Beyond plenty of her go-to silks (“It has a beautiful drape, and practically speaking, there are lots of colors–I can always mix and match. Plus, people love silk; it’s considered a luxury fabric, so at my price points, it always a must-use.”), the fall collection favors inventive cloths and textures. “I discovered this soft, gauzy mesh from Japan that I combine with a fine wool bouclé, and then I made my knitwear out of this amazing modal/mohair blend, which I had never seen before.”
When asked where she generally sources her fabrics, Ann returns to some prior points on the difficulty in operating on a smaller scale in today’s industry. “I source from Japan, Italy, or domestically. And a lot of my silks actually come from China. But it’s hard for me to obtain a lot of fabrics because I am constantly dealing with minimum issues–I can’t make such huge orders for a lot of the materials I’d like to work with. So I try to be creative whenever possible. Sometimes I’ll use a washed silk rather than a silk charmeuse, which is a subtle textural difference that still creates a unique feel to the clothing. Or with the yarns for my sweaters, it’s actually easier to find lower minimums, so I buy extra yarns to add novelty when the other fabrics seem too flat.”
As for the manufacturing, all of Ann’s clothing is produced in New York’s garment district. “I love that my things are made here; I want to support the garment center and be part of returning it to its glory. But, honestly, and perhaps unfortunately, there is no doubt that it would be cheaper to produce overseas if I was producing on a larger scale.”

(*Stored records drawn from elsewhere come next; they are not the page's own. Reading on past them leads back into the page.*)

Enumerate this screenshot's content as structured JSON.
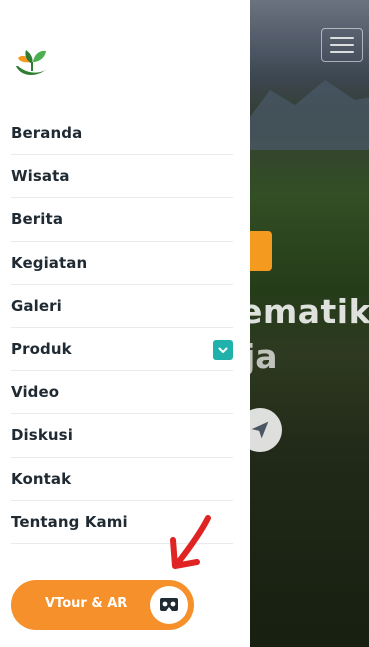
{
  "drawer": {
    "menu_items": [
      {
        "label": "Beranda"
      },
      {
        "label": "Wisata"
      },
      {
        "label": "Berita"
      },
      {
        "label": "Kegiatan"
      },
      {
        "label": "Galeri"
      },
      {
        "label": "Produk",
        "has_dropdown": true
      },
      {
        "label": "Video"
      },
      {
        "label": "Diskusi"
      },
      {
        "label": "Kontak"
      },
      {
        "label": "Tentang Kami"
      }
    ],
    "vtour_label": "VTour & AR",
    "vtour_icon": "vr-headset-icon"
  },
  "background": {
    "headline_line1": "ematik",
    "headline_line2": "ja"
  },
  "colors": {
    "accent_orange": "#f5902a",
    "dropdown_teal": "#20b2aa",
    "arrow_red": "#e02424"
  }
}
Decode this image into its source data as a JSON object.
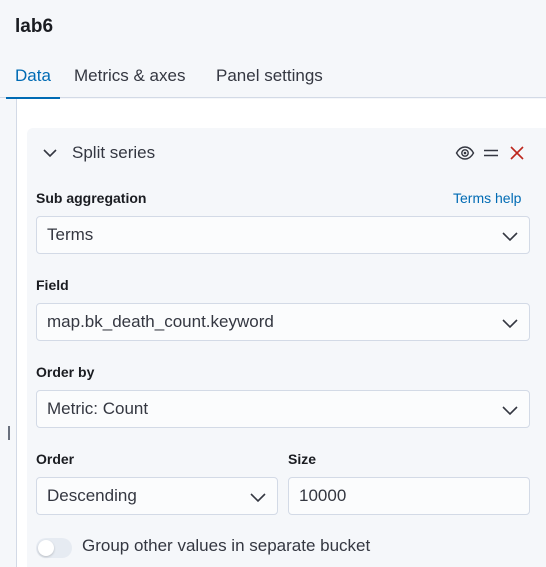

For now, the scale of the Ann Yee line is purposefully small. Developing only two seasons annually, the designer is growing smart rather than growing fast, choosing to make the most impact in Fall and Spring, rather than spreading herself too thin over the industry standard of four deliveries per year. “Logistically, it’s just me doing this, so I can’t do four seasons, well. And I’d rather foray into more accessories, and then maybe menswear before I do multiple deliveries. Not to mention how the four season model affects people’s impression of their clothing. My garments are not disposable, they are investment pieces. You can wear a lot of it year round, for years to come.”
Now, with Fall 2012 already completed, Ann is focusing on Spring ‘13, which has already found its inspiration (for better or worse).
“A few weeks back I got a phone call at 4am from the building where I store my work. Apparently a fire started in the hall and hit my closet first! It got to a lot of my past collections and my vintage pieces. I took it back home and washed for days and days. Luckily, a lot of it’s okay, and I can use them as reference points.”
Not one to be discouraged, Ann’s spring line will use this mishap as its storyline. “It’s going to be a story of resurrection and renewal. I want to take certain pieces that I was really in love with and that did well and do spins on them. Maybe I’ll render them in different fabrics or shapes–like, if it was a top I really love, maybe I’ll make it a dress. It’s a great narrative and really economical!”
When asked how she feels about the future of her work as a single entity company, Ann’s candid nature resurfaces. “I am doing what I love everyday and I am really lucky. But there are challenges everyday, and I make mistakes. It is frustrating when there are so many things to think about, especially because I am working alone. But I keep going, I want people to understand my perspective. I want them to see it and think it is beautiful and cool and comfortable. I want people to love wearing my clothes.”
For more information and where to buy, visit Ann Yee’s website here.